Weybridge Rowing Club was awarded "Clubmark" status, Sport England's quality certification confirms the club's excellent standard of care and coaching for juniors

In 2007 Weybridge Rowing Club Junior Squad announced the launch of 'Wey To Row' Junior Courses in Summer 2007 - Juniors beginners' course held at Weybridge Rowing Club run by two previous junior rowers, Chris Jones and Jack Percival.

Membership[edit]

Weybridge is a well established club and has experienced coaches and a community atmosphere. Currently there are a variety of different ages and abilities of rowers from twelve upwards. They regularly race and train together as well as organising training outings and social events. The Seniors have always formed the heart of the club, racing through all seasons of the year.

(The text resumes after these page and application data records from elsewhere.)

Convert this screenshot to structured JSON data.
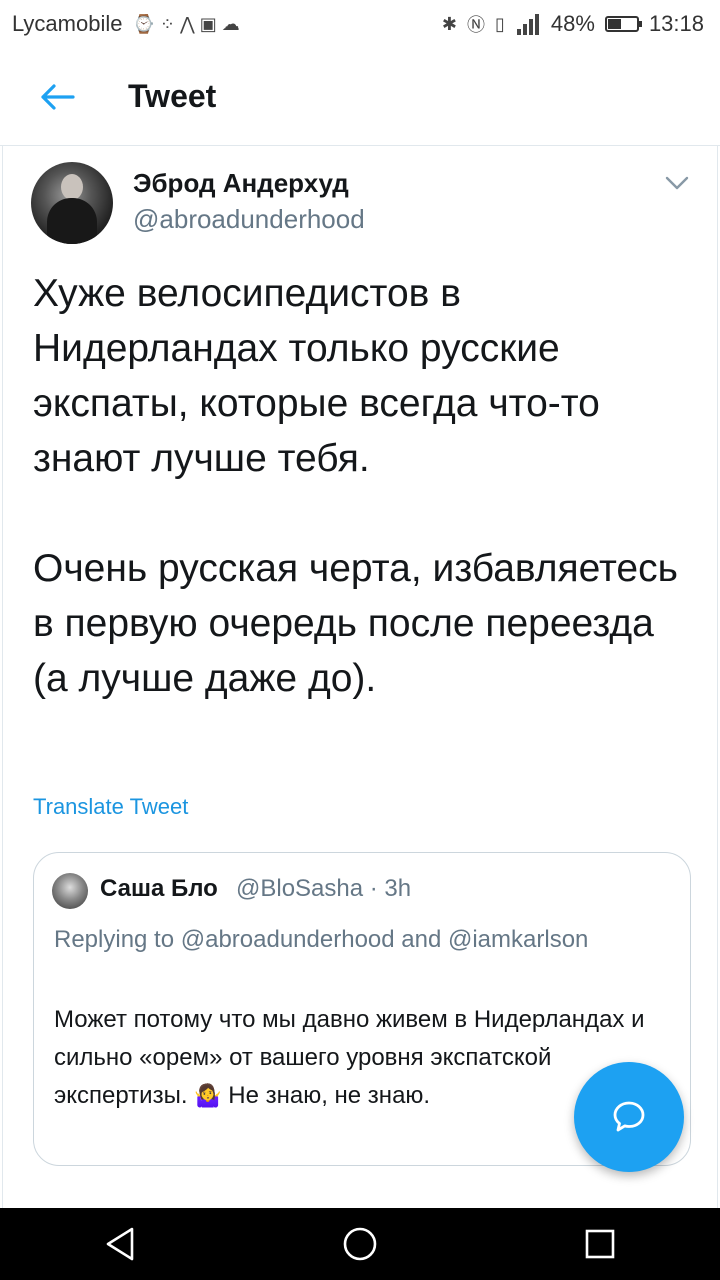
{
  "status_bar": {
    "carrier": "Lycamobile",
    "battery": "48%",
    "battery_level": 0.48,
    "time": "13:18",
    "icons": [
      "notification-icons",
      "bluetooth-icon",
      "nfc-icon",
      "vibrate-icon",
      "signal-icon",
      "battery-icon"
    ]
  },
  "header": {
    "title": "Tweet",
    "back_icon": "arrow-left-icon"
  },
  "tweet": {
    "author_name": "Эброд Андерхуд",
    "author_handle": "@abroadunderhood",
    "text": "Хуже велосипедистов в Нидерландах только русские экспаты, которые всегда что-то знают лучше тебя.\n\nОчень русская черта, избавляетесь в первую очередь после переезда (а лучше даже до).",
    "translate_label": "Translate Tweet"
  },
  "quoted_tweet": {
    "author_name": "Саша Бло",
    "author_handle": "@BloSasha · 3h",
    "replying_to": "Replying to @abroadunderhood and @iamkarlson",
    "text_before_emoji": "Может потому что мы  давно живем в Нидерландах и сильно «орем» от вашего уровня экспатской экспертизы. ",
    "emoji": "🤷‍♀️",
    "text_after_emoji": " Не знаю, не знаю."
  },
  "fab": {
    "icon": "reply-bubble-icon"
  },
  "colors": {
    "accent": "#1da1f2",
    "link": "#1b95e0",
    "secondary_text": "#657786",
    "nav_bar": "#000000"
  }
}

The Junior Squad is still expanding, and in 2006 introduced a Weybridge Rowing Club Junior Squad (WRCjnr) Team. The Junior section organise several beginner courses each year which are always very popular. The Club continues to prosper with a willing band of volunteer coaches.

See also[edit]

External links[edit]